From 2011 through the date of his termination Wilkie circumvented his firm's written procedures by taking steps to conceal that he had been named as a beneficiary on a customer's life insurance policy, including by failing to notify his firm he was named as a beneficiary, eventually causing his son to be named as a beneficiary and submitting eight false compliance questionnaires denying his beneficiary status in violation of FINRA Rule 2010.

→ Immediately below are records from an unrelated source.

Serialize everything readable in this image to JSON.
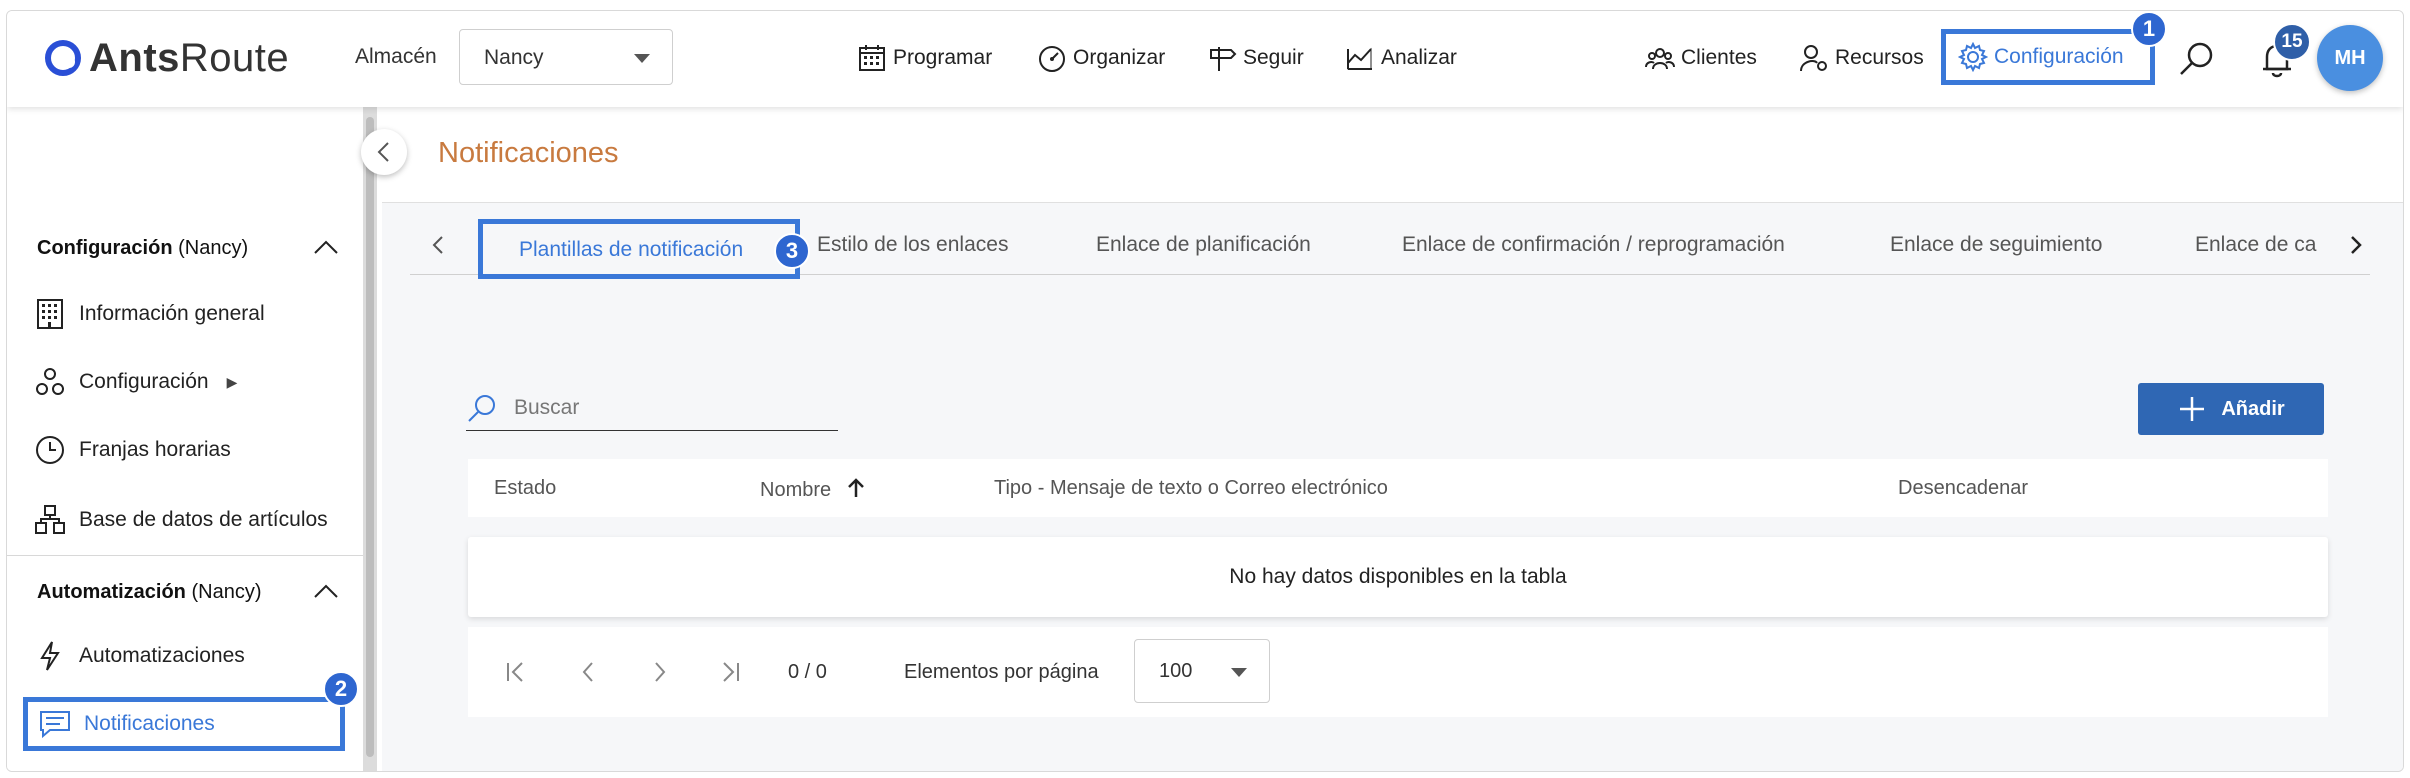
{
  "brand": {
    "name_bold": "Ants",
    "name_light": "Route",
    "accent_color": "#3a78d8"
  },
  "header": {
    "almacen_label": "Almacén",
    "almacen_value": "Nancy",
    "nav": [
      {
        "label": "Programar",
        "icon": "calendar-icon"
      },
      {
        "label": "Organizar",
        "icon": "gauge-icon"
      },
      {
        "label": "Seguir",
        "icon": "signpost-icon"
      },
      {
        "label": "Analizar",
        "icon": "chart-icon"
      },
      {
        "label": "Clientes",
        "icon": "users-icon"
      },
      {
        "label": "Recursos",
        "icon": "resource-icon"
      },
      {
        "label": "Configuración",
        "icon": "gear-icon"
      }
    ],
    "notification_count": "15",
    "avatar_initials": "MH"
  },
  "markers": {
    "config": "1",
    "sidebar": "2",
    "tab": "3"
  },
  "sidebar": {
    "section1": {
      "title": "Configuración",
      "scope": "(Nancy)"
    },
    "section1_items": [
      {
        "label": "Información general"
      },
      {
        "label": "Configuración",
        "submenu_marker": "▶"
      },
      {
        "label": "Franjas horarias"
      },
      {
        "label": "Base de datos de artículos"
      }
    ],
    "section2": {
      "title": "Automatización",
      "scope": "(Nancy)"
    },
    "section2_items": [
      {
        "label": "Automatizaciones"
      },
      {
        "label": "Notificaciones"
      }
    ]
  },
  "main": {
    "title": "Notificaciones",
    "tabs": [
      {
        "label": "Plantillas de notificación"
      },
      {
        "label": "Estilo de los enlaces"
      },
      {
        "label": "Enlace de planificación"
      },
      {
        "label": "Enlace de confirmación / reprogramación"
      },
      {
        "label": "Enlace de seguimiento"
      },
      {
        "label": "Enlace de ca"
      }
    ],
    "search_placeholder": "Buscar",
    "add_label": "Añadir",
    "columns": [
      "Estado",
      "Nombre",
      "Tipo - Mensaje de texto o Correo electrónico",
      "Desencadenar"
    ],
    "empty_text": "No hay datos disponibles en la tabla",
    "pager": {
      "range": "0 / 0",
      "per_page_label": "Elementos por página",
      "per_page_value": "100"
    }
  }
}
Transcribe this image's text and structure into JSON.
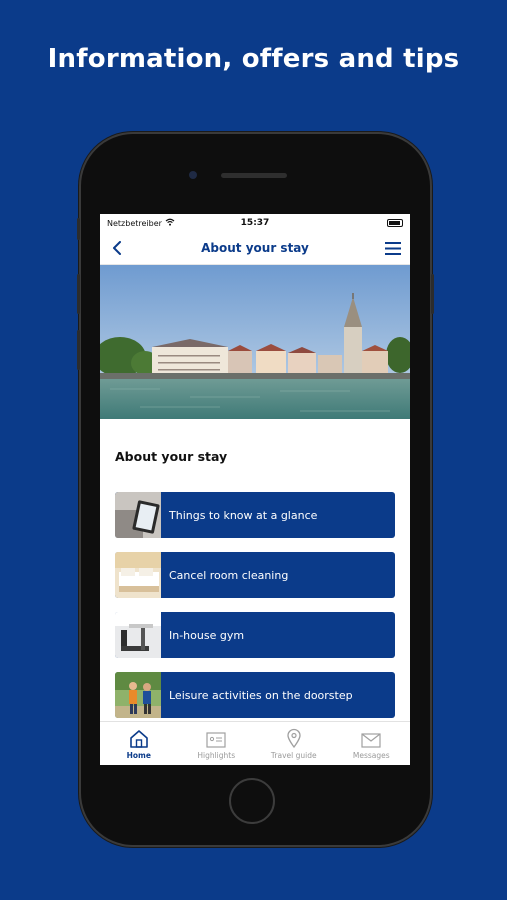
{
  "headline": "Information, offers and tips",
  "status_bar": {
    "carrier": "Netzbetreiber",
    "time": "15:37"
  },
  "nav": {
    "title": "About your stay",
    "back_icon": "chevron-left-icon",
    "menu_icon": "hamburger-menu-icon"
  },
  "page": {
    "section_title": "About your stay"
  },
  "cards": [
    {
      "label": "Things to know at a glance",
      "thumb": "tablet-photo"
    },
    {
      "label": "Cancel room cleaning",
      "thumb": "bed-photo"
    },
    {
      "label": "In-house gym",
      "thumb": "gym-photo"
    },
    {
      "label": "Leisure activities on the doorstep",
      "thumb": "people-outdoors-photo"
    }
  ],
  "tabs": [
    {
      "label": "Home",
      "icon": "home-icon",
      "active": true
    },
    {
      "label": "Highlights",
      "icon": "highlights-icon",
      "active": false
    },
    {
      "label": "Travel guide",
      "icon": "map-pin-icon",
      "active": false
    },
    {
      "label": "Messages",
      "icon": "envelope-icon",
      "active": false
    }
  ],
  "colors": {
    "brand": "#0b3b8a",
    "background": "#0b3b8a",
    "screen": "#ffffff"
  }
}
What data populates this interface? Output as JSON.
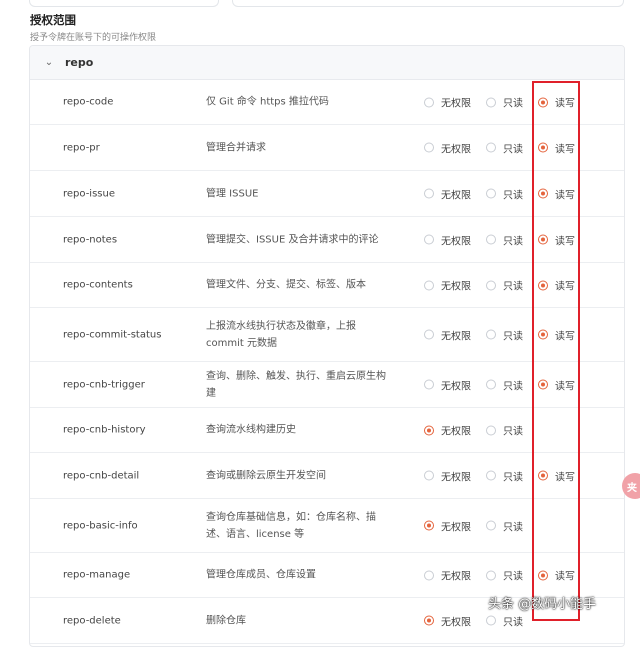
{
  "scope": {
    "title": "授权范围",
    "description": "授予令牌在账号下的可操作权限"
  },
  "group": {
    "name": "repo",
    "expanded": true
  },
  "options": {
    "none": "无权限",
    "read": "只读",
    "write": "读写"
  },
  "accent_color": "#e4633c",
  "rows": [
    {
      "name": "repo-code",
      "desc": "仅 Git 命令 https 推拉代码",
      "selected": "write"
    },
    {
      "name": "repo-pr",
      "desc": "管理合并请求",
      "selected": "write"
    },
    {
      "name": "repo-issue",
      "desc": "管理 ISSUE",
      "selected": "write"
    },
    {
      "name": "repo-notes",
      "desc": "管理提交、ISSUE 及合并请求中的评论",
      "selected": "write"
    },
    {
      "name": "repo-contents",
      "desc": "管理文件、分支、提交、标签、版本",
      "selected": "write"
    },
    {
      "name": "repo-commit-status",
      "desc": "上报流水线执行状态及徽章，上报 commit 元数据",
      "selected": "write"
    },
    {
      "name": "repo-cnb-trigger",
      "desc": "查询、删除、触发、执行、重启云原生构建",
      "selected": "write"
    },
    {
      "name": "repo-cnb-history",
      "desc": "查询流水线构建历史",
      "selected": "none",
      "no_write": true
    },
    {
      "name": "repo-cnb-detail",
      "desc": "查询或删除云原生开发空间",
      "selected": "write"
    },
    {
      "name": "repo-basic-info",
      "desc": "查询仓库基础信息，如：仓库名称、描述、语言、license 等",
      "selected": "none",
      "no_write": true
    },
    {
      "name": "repo-manage",
      "desc": "管理仓库成员、仓库设置",
      "selected": "write"
    },
    {
      "name": "repo-delete",
      "desc": "删除仓库",
      "selected": "none",
      "no_write": true
    }
  ],
  "side_badge": "夹",
  "watermark": "头条 @数码小能手"
}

In December 2017, Fazzone's firm customer purchased a fixed annuity issued by the firm's affiliate, New York Life, in the amount of $177,715. Fazzone earned a $5,775 commission on the sale.In April 2018, the customer died. In June 2018, Fazzone submitted a claim against the customer's estate seeking reimbursement for the $5,775 commission which he represented had been reversed by New York Life. To support his claim, Fazzone presented a document purportedly prepared and signed by the customer instructing the estate to reimburse Fazzone for any commissions reversed due to her death.Based on Fazzone's claim, the customer's estate paid Fazzone the $5,775. However, New York Life did not reverse or charge back Fazzone the $5,775 commission at any time.By submitting a wrongful claim and receiving reimbursement to which he was not entitled, Fazzone converted $5,775 from his firm customer's estate.Therefore, Fazzone violated FINRA Rule 2010.